In the FDA study, researchers inquired about participants’ emotional responses to the images, their recollection of them, their beliefs about the health risks of smoking — and their intentions to quit.
Though most of the study showed desired results — namely, that users had strong emotional reactions to the images, remembered them and understood the health risks of smoking — the survey did not show any intention to change smoking habits. Nor did it indicate that the images would discourage people from beginning to smoke.
Anti-tobacco groups, including the Campaign for Tobacco-Free Kids, dismissed the survey’s conclusion about respondents’ intentions, however, arguing that the survey was meant to compare the reaction to each of the images as a way of weighing which would elicit the strongest emotional response.
Reaching conclusions about whether people might start smoking or quit smoking is virtually impossible from a survey involving such brief exposure to the labels, asserted Danny McGoldrick, the campaign’s vice president of research. “The exposure was so brief,” he said “If you see a Nike ad one time — are you going to go out and buy a pair of their shoes?”
McGoldrick predicted a big impact over time. “This is going to be a dramatic change in terms of what smokers encounter every time they grab a pack of cigarettes.”
The United States’ move toward graphic labels is representative of a larger international trend. Forty-three other nations have already passed legislation for putting labels on cigarette packs.
Canada led the way. “The international consensus is that picture warning works,” Cunningham told iWatch News. “A picture is worth a thousand words and can have more emotional impact. They are harder to ignore. That’s why companies use pictures in advertising — because they work.”
Information compiled by the Center for Tobacco-Free Kids showed that in Brazil, 54 percent of smokers had changed their opinions about the health consequences of smoking as a result of the labels, while 67 percent said the warnings made them want to quit. Surveys conducted in Singapore, Thailand, Australia and China showed similar outcomes.
Tobacco manufacturers oppose the new labels, arguing they are not realistic and are designed to elicit extreme reactions.
“The proposed graphic images include non-factual cartoon images, controversial photographs that appear to have been technologically enhanced to maximize an emotional response from viewers,” wrote Reynolds American Inc., one of the country’s leading producers of tobacco products, during a period for public comment on the FDA rules requiring the labels.

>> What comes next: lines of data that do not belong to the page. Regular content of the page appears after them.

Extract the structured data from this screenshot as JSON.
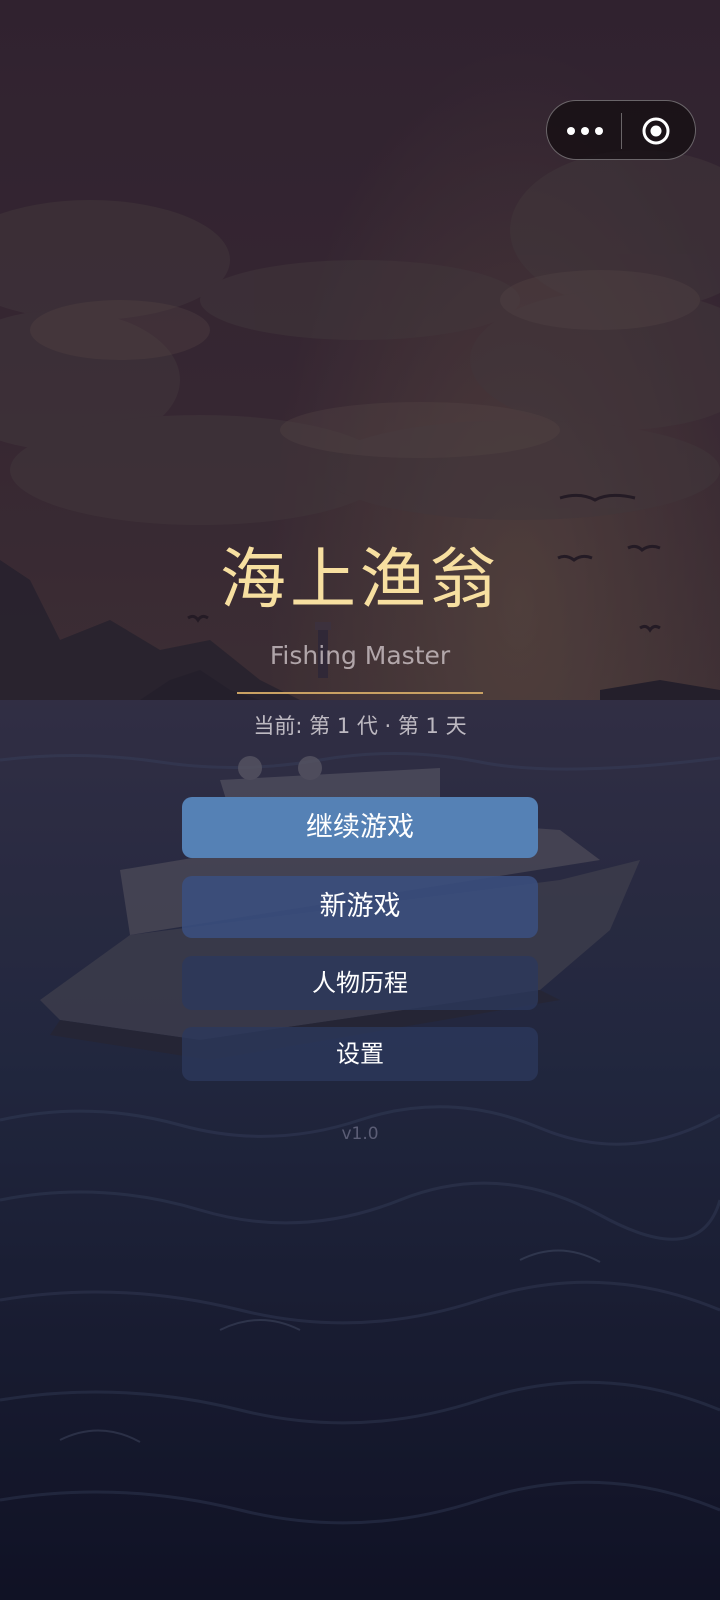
{
  "capsule": {
    "more_icon": "more-dots-icon",
    "close_icon": "target-circle-icon"
  },
  "title": {
    "main": "海上渔翁",
    "sub": "Fishing Master",
    "progress": "当前: 第 1 代 · 第 1 天"
  },
  "menu": {
    "continue_label": "继续游戏",
    "new_label": "新游戏",
    "history_label": "人物历程",
    "settings_label": "设置"
  },
  "version": "v1.0",
  "colors": {
    "title": "#f7dfa0",
    "accent_button": "#5581b5",
    "divider": "#c9a163"
  }
}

Reynolds American also challenged the FDA’s conclusions on the labels prospective impacts, alluding to the RTI survey showing little change in smokers’ intentions.

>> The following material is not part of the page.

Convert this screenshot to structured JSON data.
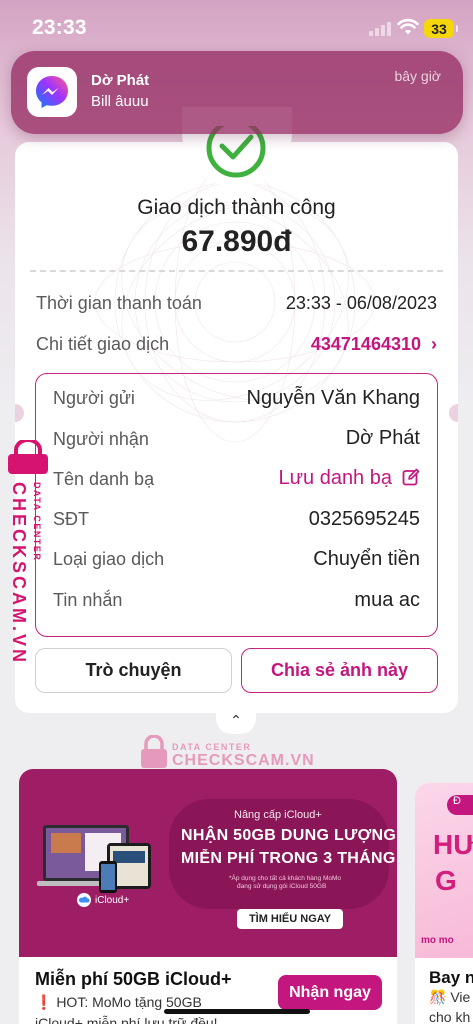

“In assessing the potential benefits of the proposed warnings, the rule relies on studies that not only are methodologically flawed, but also fail to demonstrate, even on their own terms, that the warnings will have any impact on smoking prevalence,” the firm wrote.
But the survey may simply have measured effects over too short a duration. A 2009 study published in the Journal of Consumer Affairs suggested that the images might take time to be effective tools.

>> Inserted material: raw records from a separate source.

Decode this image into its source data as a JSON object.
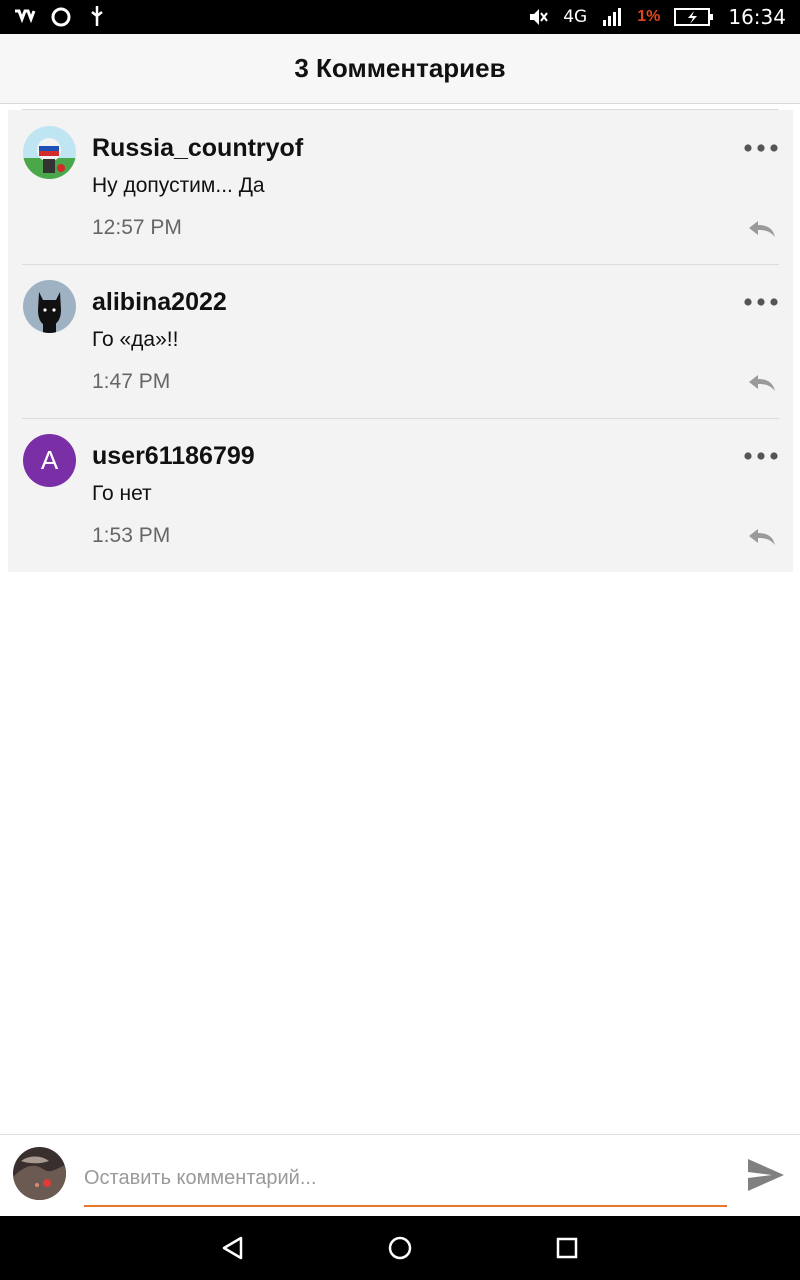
{
  "status_bar": {
    "network": "4G",
    "battery_percent": "1%",
    "time": "16:34"
  },
  "header": {
    "title": "3 Комментариев"
  },
  "comments": [
    {
      "username": "Russia_countryof",
      "text": "Ну допустим... Да",
      "time": "12:57 PM",
      "avatar": "flag-avatar"
    },
    {
      "username": "alibina2022",
      "text": "Го «да»!!",
      "time": "1:47 PM",
      "avatar": "cat-silhouette-avatar"
    },
    {
      "username": "user61186799",
      "text": "Го нет",
      "time": "1:53 PM",
      "avatar_letter": "A",
      "avatar_color": "#7b2fa7"
    }
  ],
  "input": {
    "placeholder": "Оставить комментарий..."
  },
  "colors": {
    "accent": "#e8772e",
    "battery_low": "#e0461a"
  }
}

Approximately 46.6 million Americans smoke, and one in five deaths are caused by smoking-related illnesses each year, according to 2008 Centers for Disease Control and Prevention (CDC) data. In addition, the CDC estimates the U.S. health cost at $193 billion annually.
To Cunningham of the Canada Cancer Society, opposition by the tobacco industry tells the whole story: its resistance suggests the labels have an effect. “If it didn’t work,” said Cunningham, “the industry wouldn’t oppose it.”
Ricardo Sandoval and the Center for Public Integrity’s International Consortium of Investigative Journalists also contributed to this story.
Help support this work
Public Integrity doesn’t have paywalls and doesn’t accept advertising so that our investigative reporting can have the widest possible impact on addressing inequality in the U.S. Our work is possible thanks to support from people like you.